*** Opening Given data ***

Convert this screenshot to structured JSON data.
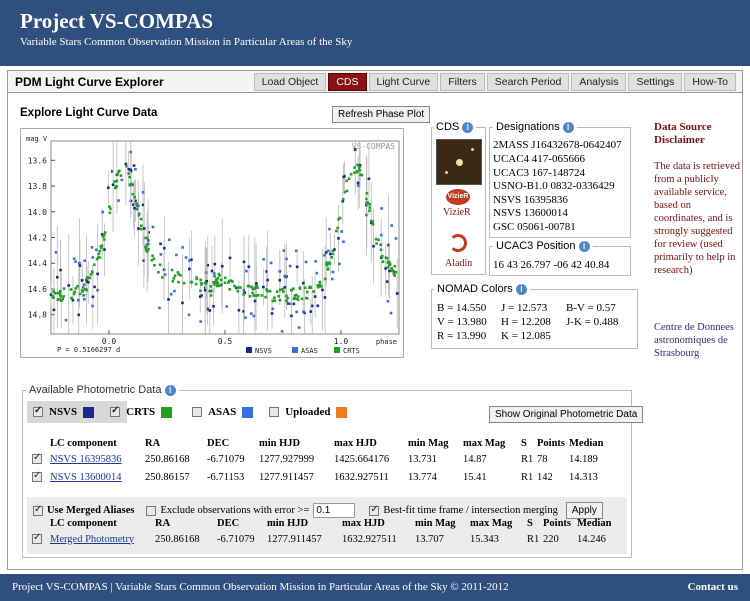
{
  "banner": {
    "title": "Project VS-COMPAS",
    "subtitle": "Variable Stars Common Observation Mission in Particular Areas of the Sky"
  },
  "app": {
    "title": "PDM Light Curve Explorer",
    "tabs": [
      "Load Object",
      "CDS",
      "Light Curve",
      "Filters",
      "Search Period",
      "Analysis",
      "Settings",
      "How-To"
    ],
    "active_tab": "CDS"
  },
  "explore": {
    "title": "Explore Light Curve Data",
    "refresh_label": "Refresh Phase Plot"
  },
  "chart_data": {
    "type": "scatter",
    "ylabel": "mag V",
    "watermark": "VS-COMPAS",
    "period_label": "P = 0.5166297 d",
    "xlabel": "phase",
    "x_ticks": [
      "0.0",
      "0.5",
      "1.0"
    ],
    "y_ticks": [
      "13.6",
      "13.8",
      "14.0",
      "14.2",
      "14.4",
      "14.6",
      "14.8"
    ],
    "ylim": [
      13.45,
      14.95
    ],
    "xlim": [
      -0.25,
      1.25
    ],
    "legend": [
      "NSVS",
      "ASAS",
      "CRTS"
    ],
    "colors": {
      "NSVS": "#1b2a8a",
      "ASAS": "#3a6fe0",
      "CRTS": "#22a022"
    }
  },
  "cds": {
    "label": "CDS",
    "vizier": "VizieR",
    "aladin": "Aladin"
  },
  "designations": {
    "label": "Designations",
    "items": [
      "2MASS J16432678-0642407",
      "UCAC4 417-065666",
      "UCAC3 167-148724",
      "USNO-B1.0 0832-0336429",
      "NSVS 16395836",
      "NSVS 13600014",
      "GSC 05061-00781"
    ]
  },
  "position": {
    "label": "UCAC3 Position",
    "value": "16 43 26.797 -06 42 40.84"
  },
  "nomad": {
    "label": "NOMAD Colors",
    "b": "B = 14.550",
    "v": "V = 13.980",
    "r": "R = 13.990",
    "j": "J = 12.573",
    "h": "H = 12.208",
    "k": "K = 12.085",
    "bv": "B-V = 0.57",
    "jk": "J-K = 0.488"
  },
  "side": {
    "title": "Data Source Disclaimer",
    "text": "The data is retrieved from a publicly available service, based on coordinates, and is strongly suggested for review (used primarily to help in research)",
    "link": "Centre de Donnees astronomiques de Strasbourg"
  },
  "photometric": {
    "label": "Available Photometric Data",
    "nsvs": "NSVS",
    "crts": "CRTS",
    "asas": "ASAS",
    "uploaded": "Uploaded",
    "show_btn": "Show Original Photometric Data"
  },
  "table1": {
    "headers": [
      "LC component",
      "RA",
      "DEC",
      "min HJD",
      "max HJD",
      "min Mag",
      "max Mag",
      "S",
      "Points",
      "Median"
    ],
    "rows": [
      [
        "NSVS 16395836",
        "250.86168",
        "-6.71079",
        "1277.927999",
        "1425.664176",
        "13.731",
        "14.87",
        "R1",
        "78",
        "14.189"
      ],
      [
        "NSVS 13600014",
        "250.86157",
        "-6.71153",
        "1277.911457",
        "1632.927511",
        "13.774",
        "15.41",
        "R1",
        "142",
        "14.313"
      ]
    ]
  },
  "merge": {
    "use_label": "Use Merged Aliases",
    "exclude_label": "Exclude observations with error >=",
    "exclude_value": "0.1",
    "bestfit_label": "Best-fit time frame / intersection merging",
    "apply_label": "Apply"
  },
  "table2": {
    "headers": [
      "LC component",
      "RA",
      "DEC",
      "min HJD",
      "max HJD",
      "min Mag",
      "max Mag",
      "S",
      "Points",
      "Median"
    ],
    "row": [
      "Merged Photometry",
      "250.86168",
      "-6.71079",
      "1277.911457",
      "1632.927511",
      "13.707",
      "15.343",
      "R1",
      "220",
      "14.246"
    ]
  },
  "footer": {
    "left": "Project VS-COMPAS | Variable Stars Common Observation Mission in Particular Areas of the Sky © 2011-2012",
    "right": "Contact us"
  }
}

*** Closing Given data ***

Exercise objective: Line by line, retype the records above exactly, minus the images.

Solved exercise:
Convert this screenshot to structured JSON data.
{
  "banner": {
    "title": "Project VS-COMPAS",
    "subtitle": "Variable Stars Common Observation Mission in Particular Areas of the Sky"
  },
  "app": {
    "title": "PDM Light Curve Explorer",
    "tabs": [
      "Load Object",
      "CDS",
      "Light Curve",
      "Filters",
      "Search Period",
      "Analysis",
      "Settings",
      "How-To"
    ],
    "active_tab": "CDS"
  },
  "explore": {
    "title": "Explore Light Curve Data",
    "refresh_label": "Refresh Phase Plot"
  },
  "chart_data": {
    "type": "scatter",
    "ylabel": "mag V",
    "watermark": "VS-COMPAS",
    "period_label": "P = 0.5166297 d",
    "xlabel": "phase",
    "x_ticks": [
      "0.0",
      "0.5",
      "1.0"
    ],
    "y_ticks": [
      "13.6",
      "13.8",
      "14.0",
      "14.2",
      "14.4",
      "14.6",
      "14.8"
    ],
    "ylim": [
      13.45,
      14.95
    ],
    "xlim": [
      -0.25,
      1.25
    ],
    "legend": [
      "NSVS",
      "ASAS",
      "CRTS"
    ],
    "colors": {
      "NSVS": "#1b2a8a",
      "ASAS": "#3a6fe0",
      "CRTS": "#22a022"
    }
  },
  "cds": {
    "label": "CDS",
    "vizier": "VizieR",
    "aladin": "Aladin"
  },
  "designations": {
    "label": "Designations",
    "items": [
      "2MASS J16432678-0642407",
      "UCAC4 417-065666",
      "UCAC3 167-148724",
      "USNO-B1.0 0832-0336429",
      "NSVS 16395836",
      "NSVS 13600014",
      "GSC 05061-00781"
    ]
  },
  "position": {
    "label": "UCAC3 Position",
    "value": "16 43 26.797 -06 42 40.84"
  },
  "nomad": {
    "label": "NOMAD Colors",
    "b": "B = 14.550",
    "v": "V = 13.980",
    "r": "R = 13.990",
    "j": "J = 12.573",
    "h": "H = 12.208",
    "k": "K = 12.085",
    "bv": "B-V = 0.57",
    "jk": "J-K = 0.488"
  },
  "side": {
    "title": "Data Source Disclaimer",
    "text": "The data is retrieved from a publicly available service, based on coordinates, and is strongly suggested for review (used primarily to help in research)",
    "link": "Centre de Donnees astronomiques de Strasbourg"
  },
  "photometric": {
    "label": "Available Photometric Data",
    "nsvs": "NSVS",
    "crts": "CRTS",
    "asas": "ASAS",
    "uploaded": "Uploaded",
    "show_btn": "Show Original Photometric Data"
  },
  "table1": {
    "headers": [
      "LC component",
      "RA",
      "DEC",
      "min HJD",
      "max HJD",
      "min Mag",
      "max Mag",
      "S",
      "Points",
      "Median"
    ],
    "rows": [
      [
        "NSVS 16395836",
        "250.86168",
        "-6.71079",
        "1277.927999",
        "1425.664176",
        "13.731",
        "14.87",
        "R1",
        "78",
        "14.189"
      ],
      [
        "NSVS 13600014",
        "250.86157",
        "-6.71153",
        "1277.911457",
        "1632.927511",
        "13.774",
        "15.41",
        "R1",
        "142",
        "14.313"
      ]
    ]
  },
  "merge": {
    "use_label": "Use Merged Aliases",
    "exclude_label": "Exclude observations with error >=",
    "exclude_value": "0.1",
    "bestfit_label": "Best-fit time frame / intersection merging",
    "apply_label": "Apply"
  },
  "table2": {
    "headers": [
      "LC component",
      "RA",
      "DEC",
      "min HJD",
      "max HJD",
      "min Mag",
      "max Mag",
      "S",
      "Points",
      "Median"
    ],
    "row": [
      "Merged Photometry",
      "250.86168",
      "-6.71079",
      "1277.911457",
      "1632.927511",
      "13.707",
      "15.343",
      "R1",
      "220",
      "14.246"
    ]
  },
  "footer": {
    "left": "Project VS-COMPAS | Variable Stars Common Observation Mission in Particular Areas of the Sky © 2011-2012",
    "right": "Contact us"
  }
}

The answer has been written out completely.